It is late Autumn. Trees, exhausted by heat and the turbulent storms of summer, withdraw their life force. Their leaves, sere and brown, clog the gutters and scurry across the grass, pursued by a restless breeze. The equinox has passed and the sun hastens on its journey north. There is a sense of contraction, a shutting down in order to replenish, over the long days of the approaching winter. As always, and often without realising, we inhabit a liminal space.
The seasons change, day and night pass in quick succession, the moon waxes and wanes, the tides ebb and flow – and all the while we live the illusion of continuity. At this time of year, perhaps we mark the changing of the seasons by reorganising our wardrobes, a ritual of necessity, bereft of deeper meaning. We put away the fan and retrieve the heater from its summer exile, prolong our enjoyment of salads while planning soups and casseroles – and even as we carry out these preparations, we are preoccupied with the minutiae of everyday life.
Liminality implies danger and the realm of the unknown. To inhabit the edge of experience reminds us of the ephemeral quality of our own, brief lives. It forbids us to cling to the familiar or maintain the delusion of changelessness.
For the anthropologist, liminality is ambiguity – the disorientation occurring in the middle stage of rituals, when participants no longer hold their pre-ritual status. Anonymous and humble, they have not yet begun the transition to the status they will hold when the ritual is complete.
Perhaps it is the demand that we enter the transitory phases of life with humility that challenges us. Perhaps it is the knowledge that we will be called into this space daily, even hourly, in a mindful way, to wait with empty hands. Yet, if we turn away from the experience – the wonder – of impermanence, we miss the vividness of existence. The choice is always presenting itself. Daily. Momentarily.

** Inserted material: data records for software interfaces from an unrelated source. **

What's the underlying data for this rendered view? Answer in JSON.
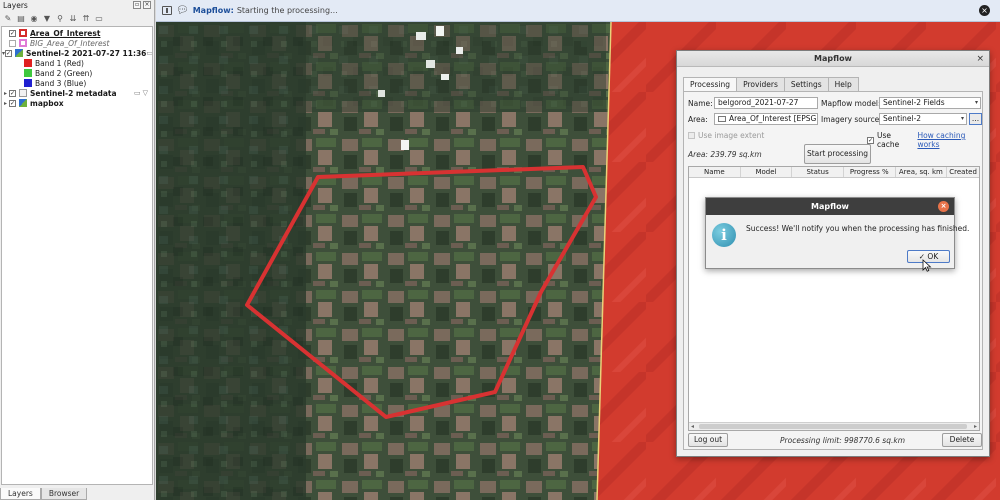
{
  "layers_panel": {
    "title": "Layers",
    "layers": [
      {
        "name": "Area_Of_Interest",
        "checked": true,
        "style": "bold-underline",
        "symbol": "aoi"
      },
      {
        "name": "BIG_Area_Of_Interest",
        "checked": false,
        "style": "italic",
        "symbol": "big"
      },
      {
        "name": "Sentinel-2 2021-07-27 11:36",
        "checked": true,
        "style": "bold",
        "symbol": "raster"
      },
      {
        "name": "Band 1 (Red)",
        "symbol": "red"
      },
      {
        "name": "Band 2 (Green)",
        "symbol": "green"
      },
      {
        "name": "Band 3 (Blue)",
        "symbol": "blue"
      },
      {
        "name": "Sentinel-2 metadata",
        "checked": true,
        "style": "bold",
        "symbol": "vec"
      },
      {
        "name": "mapbox",
        "checked": true,
        "style": "bold",
        "symbol": "raster"
      }
    ],
    "tabs": [
      "Layers",
      "Browser"
    ]
  },
  "message_bar": {
    "title": "Mapflow:",
    "text": "Starting the processing..."
  },
  "mapflow_dialog": {
    "title": "Mapflow",
    "tabs": [
      "Processing",
      "Providers",
      "Settings",
      "Help"
    ],
    "name_label": "Name:",
    "name_value": "belgorod_2021-07-27",
    "model_label": "Mapflow model:",
    "model_value": "Sentinel-2 Fields",
    "area_label": "Area:",
    "area_value": "Area_Of_Interest [EPSG:",
    "imagery_label": "Imagery source:",
    "imagery_value": "Sentinel-2",
    "browse_label": "...",
    "use_image_extent": "Use image extent",
    "use_cache": "Use cache",
    "caching_link": "How caching works",
    "area_info": "Area: 239.79 sq.km",
    "start_button": "Start processing",
    "table_columns": [
      "Name",
      "Model",
      "Status",
      "Progress %",
      "Area, sq. km",
      "Created"
    ],
    "logout_button": "Log out",
    "processing_limit": "Processing limit: 998770.6 sq.km",
    "delete_button": "Delete"
  },
  "success_dialog": {
    "title": "Mapflow",
    "message": "Success! We'll notify you when the processing has finished.",
    "ok_label": "OK"
  },
  "colors": {
    "aoi_outline": "#d83232",
    "outside_fill": "#d23b2e",
    "message_title": "#1d4f9a",
    "link": "#2a59b8"
  }
}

These are my reflections on this golden, autumn day.
May we live more mindfully,
aware that we stand
on holy ground,
Where all we see
and all we are